We called upon Mr Schlmeyer for the direction of a … … and found the house of the man but he himself was not at home, so we went to a man who sells Diamonds to Glaziers, but his articles were badly made, and as dear as in England. At a jewellers we found a pretty little broach which was bought for Annette. In the afternoon we went to an Instrument makers, who, we were told had some Pianos which he would let out, he had however none at home and the few new ones which he had were not to my taste.
Tuesday 10th September
We tried again to find a Piano but had no better luck. After dinner we walked to the Rhine.
Wednesday 11th September
This morning Mr Jobs asked us to go with him into his wine cellar to show us the use of a large glass Wine gage which he held in his hand. We found ourselves presently in a vault of considerable dimensions filled with enormous casks of Rhine and others wines, some of which he told us were worth 800 Dollars. We had to taste several wines which were drawn on purpose for us, but this was work to which we were not used, and so we hurried away as fast as we could. Next I went to buy some black tea, but I found that the grocer did not sell it as nobody used it, but I was told I should find it at the Materialist, a dealer somewhat between a wholesale grocer and a … Bought lining for our Wool sage. After dinner Papa went into the … as it was empty, he asked us whether we should like to move into it, we did not wait to be asked twice but we sped off as fast as we could to remove our goods and chattels before he had time to change his mind. The change is wonderful! From having nothing before us but the tops of about 15 houses we have here a large open place planted with trees, the fine Dom on the right hand and above all a fine sense of which is almost every day, for if it is wet the whole day it generally clears up towards evening. After tea I bought for the baby of the home some plaything which seemed to please him very much.
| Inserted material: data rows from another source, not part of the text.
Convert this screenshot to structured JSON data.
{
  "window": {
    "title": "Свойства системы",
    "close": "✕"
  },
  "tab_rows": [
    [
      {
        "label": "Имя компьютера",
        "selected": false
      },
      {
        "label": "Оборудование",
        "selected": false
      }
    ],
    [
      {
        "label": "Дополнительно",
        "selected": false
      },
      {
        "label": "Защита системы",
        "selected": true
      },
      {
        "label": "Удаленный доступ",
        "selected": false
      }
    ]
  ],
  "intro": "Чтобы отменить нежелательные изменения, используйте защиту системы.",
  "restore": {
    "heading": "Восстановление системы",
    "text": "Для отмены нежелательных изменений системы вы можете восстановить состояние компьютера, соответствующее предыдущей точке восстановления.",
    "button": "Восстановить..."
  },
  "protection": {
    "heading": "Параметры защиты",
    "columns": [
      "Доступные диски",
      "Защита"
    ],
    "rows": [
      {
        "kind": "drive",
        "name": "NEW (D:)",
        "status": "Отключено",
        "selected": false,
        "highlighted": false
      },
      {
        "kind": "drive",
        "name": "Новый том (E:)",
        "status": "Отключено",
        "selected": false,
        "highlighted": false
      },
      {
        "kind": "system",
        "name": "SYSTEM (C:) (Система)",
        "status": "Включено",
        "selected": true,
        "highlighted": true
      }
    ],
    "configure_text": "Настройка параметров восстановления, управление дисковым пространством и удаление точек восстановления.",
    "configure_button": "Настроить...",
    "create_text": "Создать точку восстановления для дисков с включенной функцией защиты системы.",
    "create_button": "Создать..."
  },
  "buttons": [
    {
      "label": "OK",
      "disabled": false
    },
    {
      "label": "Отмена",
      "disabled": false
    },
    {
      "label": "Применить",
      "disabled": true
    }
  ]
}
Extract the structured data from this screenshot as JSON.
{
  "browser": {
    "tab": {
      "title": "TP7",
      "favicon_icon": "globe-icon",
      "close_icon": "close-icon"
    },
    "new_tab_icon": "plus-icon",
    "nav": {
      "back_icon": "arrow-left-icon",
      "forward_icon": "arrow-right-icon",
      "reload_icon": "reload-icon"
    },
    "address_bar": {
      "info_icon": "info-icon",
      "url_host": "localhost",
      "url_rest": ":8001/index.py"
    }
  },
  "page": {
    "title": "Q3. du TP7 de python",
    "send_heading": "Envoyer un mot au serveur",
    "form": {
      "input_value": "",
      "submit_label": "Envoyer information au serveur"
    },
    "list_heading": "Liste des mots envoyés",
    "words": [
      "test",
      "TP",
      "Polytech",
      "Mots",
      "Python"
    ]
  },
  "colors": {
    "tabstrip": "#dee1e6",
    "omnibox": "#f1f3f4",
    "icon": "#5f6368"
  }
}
Thursday 12th September
We had very hard rain all the forenoon and we employed ourselves in lining our Bags. I went to change the book for Papa, but Edward went on the bridge to watch the arrival of the steamer and the passing of several boats.
Friday 13th September
This morning Edward changed his book at Mr Schlmeyer. His wife made us a present of a beautiful large apple out of their own garden. By his wife I mean the wife of Mr Schlemeyer. The weather being very fine today we had a wish for a country walk, so we went along the banks of the Rhine beyond the Freihafen, it would have taken us to the ferry opposite but that was further than I wanted to go and we returned the same way having enjoyed our little trip very much. After tea we sauntered to the bridge for a little while to enjoy the lovely sunset.
Saturday 14th September
I asked Mr Schlmeyer this morning whether he would be so kind as to give me have his copy of …… and that I would order another for him at the bookseller to which he obligingly agreed. Papa had commissioned me to buy him a map of the environs of Inlich but I did not. After dinner we had another pretty excursion, we crossed the bridge, turned to the left and after passing some barracks, we came to the banks of the river along which we walked for considerable time, sometimes close to fields at other again close to the river. When we turned our steps homewards we had a particularly fine view of Cologne, which forms here a delightful picture having several considerable spires, the Dom always forming the principal attraction. Papa and Edward changed likewise their room today for a larger one and I
hope one that is more comfortable.